Tommy Crow, San Ramon Valley, outside hitter, Jr. — On top of being a great hitter, Crow was the best libero in the EBAL despite splitting time at the two positions. The immensely talented junior finished with 141 kills, 175 digs, 329 serves received with just 26 errors and he added in 16 blocks.

Kevin Woods, Northgate, middle blocker, Sr. — Woods averaged over 10 kills per match on a well-rounded team, and also averaged five blocks per match. Northgate matches often lasted just three games. He could also serve the ball, leading the Broncos in aces.

Will Rei, San Ramon Valley, middle blocker, Sr. — Rei could really serve for a big middle, finishing with a 90.3 serving percentage. He also dominated his position with 226 kills and 33 blocks. Passing was a big part of his game as he had 86 digs and 183 serves received with just 40 errors.

John Adkins, California, setter, Sr. — Adkins was one of the top assist men in the East Bay, finishing with 839 helpers. He was first team All-EBAL, and could also do a number of other things, coming up with 66 digs and 44 blocks. He could also hit very well if he had to.

Drew Sachwitz, Northgate, libero, Sr. — Sachwitz’ value was made obvious when he was voted the MVP of the DVAL. He averaged nearly 20 digs for match for a Broncos team that rarely had to go more than three games. His pinpoint passing started the offense and he also had a tremendous jump serve.


Seewing Yee, Mission San Jose, outside hitter, Sr. — Yee got everything he could out of his small stature as the 5-7 hitter had 159 kills. He also had 137 digs and 30 aces.

Shahir Wahidi, Deer Valley, outside hitter, Sr. — Wahidi was the MVP of the BVAL as he finished the season with 366 kills and 222 digs/saves.

Dan Dunham, Northgate, outside hitter, Sr. — Dunham averaged over 10 kills per match, he was a menace on the back row attack and he had a fantastic jump serve.

Jason Agopian, Deer Valley, middle blocker, Soph. — Agopian, just a sophomore, came into his own down the stretch as the Wolverines nearly reached the NCS finals.
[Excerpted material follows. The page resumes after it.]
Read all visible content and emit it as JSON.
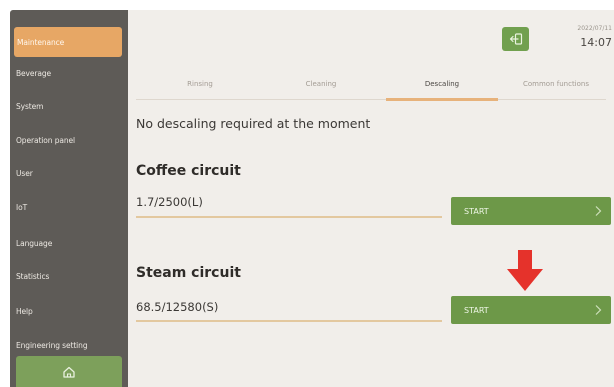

He finished with 192 kills, 71 blocks and 174 digs.

William Klepac, Mission San Jose, middle blocker, Jr. — Klepac became very aggressive in the playoffs and it showed, finishing with double digit kills in the NCS finals and semifinals. For the season, he had 278 kills and 89 blocks.

Trevor Fast, Northgate, setter, Jr. — Fast ran the Northgate offense with precision and was named first team All-DVAL. He averaged over 20 assists per match and had 51 in an NCS semifinal win over Campolindo.

Justin Fung, Foothill, libero, Jr. — Fung had 343 digs, good for over 10 per match, and he was one of the team’s best servers with 258 service points and 28 aces.


Tyler Von Pein, Amador Valley, outside hitter, Sr. — Von Pein had 327 kills to go with 33 blocks and 32 aces. He was named second-team all EBAL.

Mike Genn, Amador Valley, outside hitter, Sr. — Genn was chosen to the second team all-EBAL as he finished the year with 231 kills, 42 aces and 22 blocks.

Kyle Willhite, College Park, outside hitter, Sr. — Willhite was a very talented all-around player. He had 232 kills and 179 assists. He also served at 95 percent, and had 75 aces, 76 digs and 45 blocks.

Pat Berrigan, Foothill, middle blocker, Jr. — Berrigan was a force at the net for the Falcons, finishing with 137 kills and 45 blocks.

Derek Schikora, Monte Vista, setter, Sr. — Schikora was a very smooth and soft-handed setter and the All-EBAL performer helped lift the Mustangs into the playoffs.

Daniel Yang, Mission San Jose, setter, Sr. — Yang’s best position was setter, finishing with 548 assists, but he could do it all as evidenced by his 205 kills, 124 digs and 49 blocks.

D.J. Diodatti, California, libero, Sr. — Diodatti was a force in the back row, finishing with 359 digs and he also had 51 aces.

Matt Smith

  • Moreau_Setter

    Congrats to the diablo 18-1’s team at the USA Volleyball Junior Olympics!!

    We finished 25th in the country. All selection member of the East Bay that are on the team include 1st team-Kevin Woods(Northgate), Will Rei(SRV), Drew Sachwitz(Northgate) 2nd team- Daniel Dunham(Northgate) and 3rd team- Kyle Willhite(College Park)


  • Dragon04

    Something that stuck into my mind when reading the Support Coach Perenon page’s wall was a quote: “Coach P seperated the boys who would become men from the boys who would always be boys.” And reading all of those stories really gives a sense of how much Perenon touched his players’ lives. To say that Perenon was just an arrogant prick simply does no justice to the man he truly is.